“During design and early construction, the biggest challenge was just keeping all the parties communicating with one another on a regular basis,” Phelps remembers. “You had two different owners, two earthwork contractors, two survey companies. It was almost like coordinating two different projects at once. But we managed to get through without too many bumps and bruises. Overall, I am extremely pleased with the whole project and proud have been a part of the entire development.”

Adds GTL Project Manager Doug Woods: “Working with Phelps Golf Design has been a good experience. They were sensitive to our needs and concerns as residential subdivision developers and were able to incorporate their desires as golf course designers. We meshed well together. They were very cooperative and understanding. The course blends well with the existing land formations and the surrounding homes. We couldn’t be happier with it.

“We have a proposed third nine. We are looking at developing that as we begin developing our next phase of lots. Rick will be getting a call soon to dust off those plans. If all goes as planned, we could start construction of the third nine in 12 to 18 months.”

In the meantime, Phelps plans on dropping by Antler Creek from time to time to help keep the natural look he sought to maintain on the property. “We will always be fine-tuning, mainly the delineation between the higher- and lower-maintained turf areas,” the Evergreen, Colo.-based course designer says. “A few bunker edges may need some fine tuning, but nothing dramatic. We will experiment where the deeper grasses can be without affecting the speed of play. Part of the look we are after is driven by the wispy, native grasses in the peripheral areas. It is a balancing act figuring out where we can bring in the native grasses and maintain the visual interest without affecting speed of play.”
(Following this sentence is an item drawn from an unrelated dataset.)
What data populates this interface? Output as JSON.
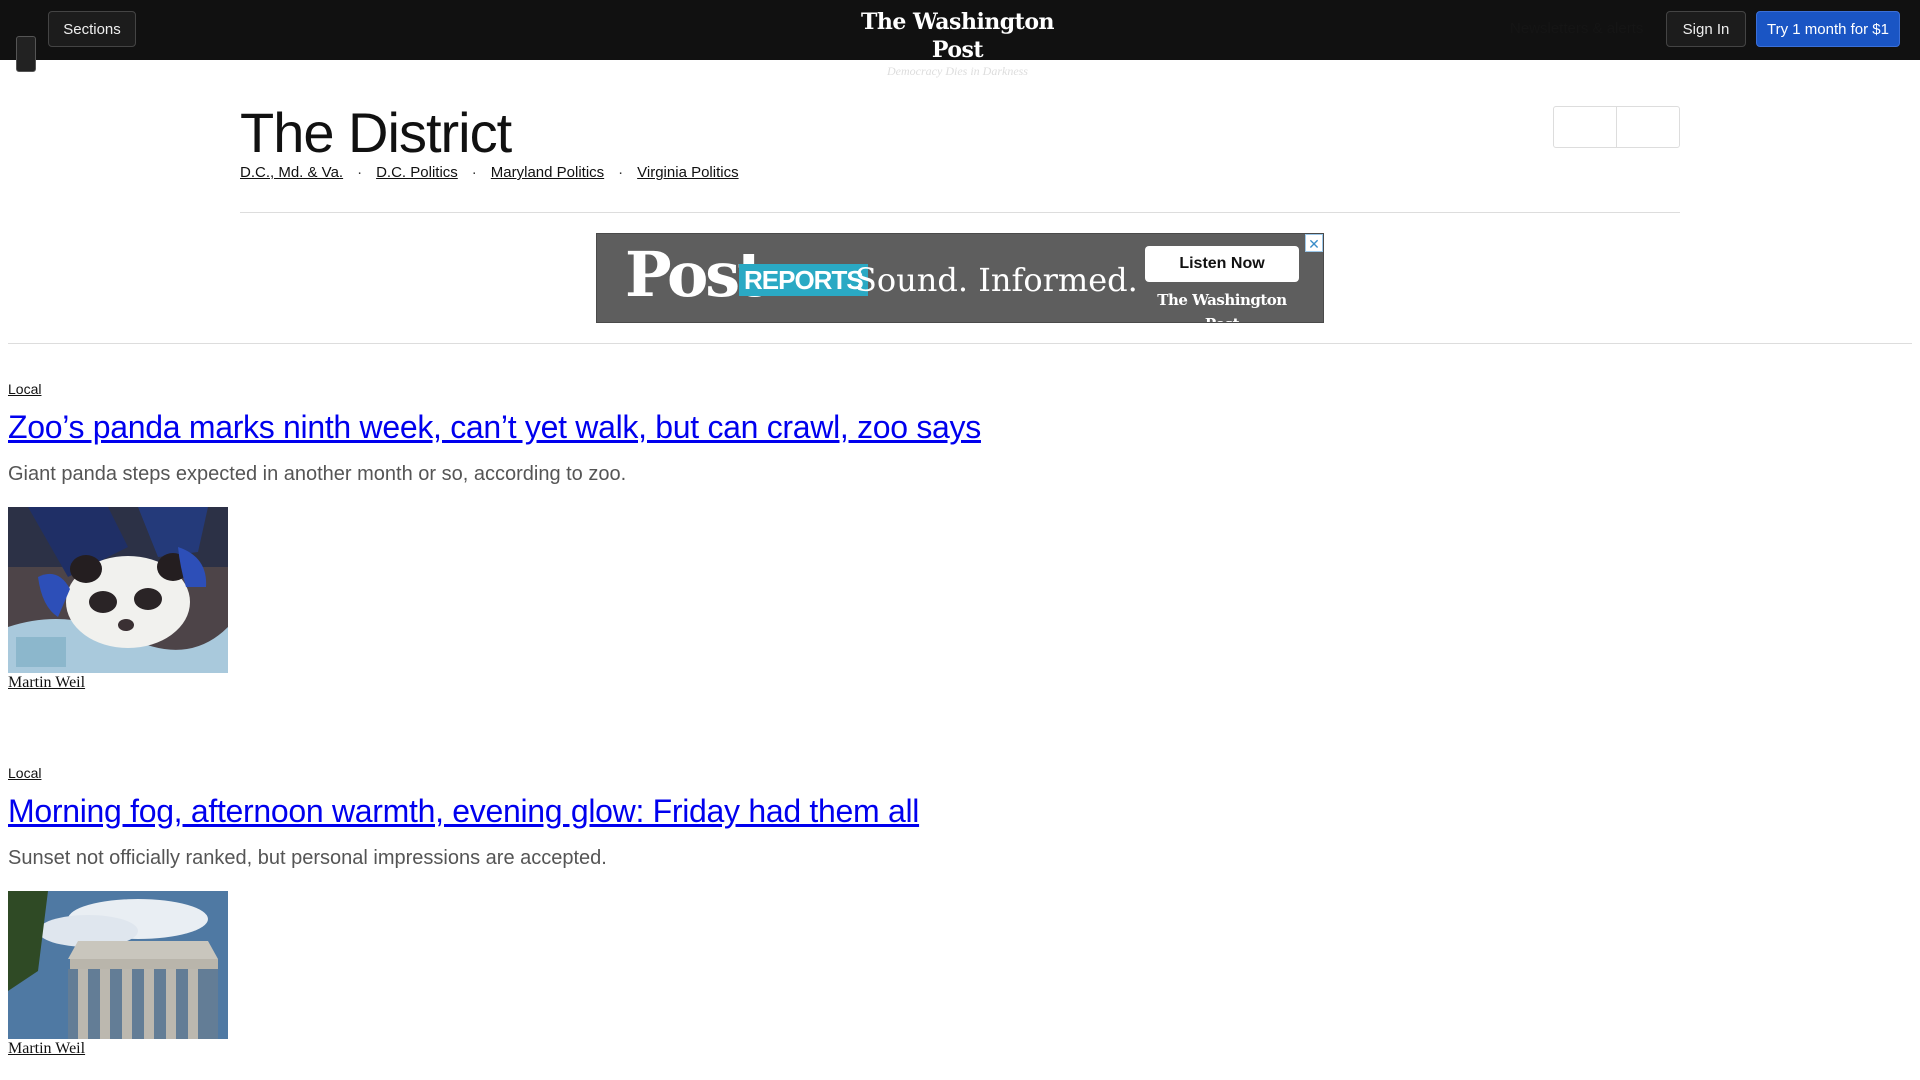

Phelps Golf Design is one of the leading course architecture firms in the country. The company’s designs have received numerous honors, including multiple Golf Digest “Best New” award winners, many courses that appear on “places to play” lists and at least one “top ten” course in each of the following states: California, Arizona, Nevada, Idaho, Colorado, North Dakota, Nebraska and Texas. For more information, contact Phelps Golf Design, P.O. Box 3295, Evergreen, CO 80437-3295; telephone 303-670-0478; facsimile 303-670-3518; Email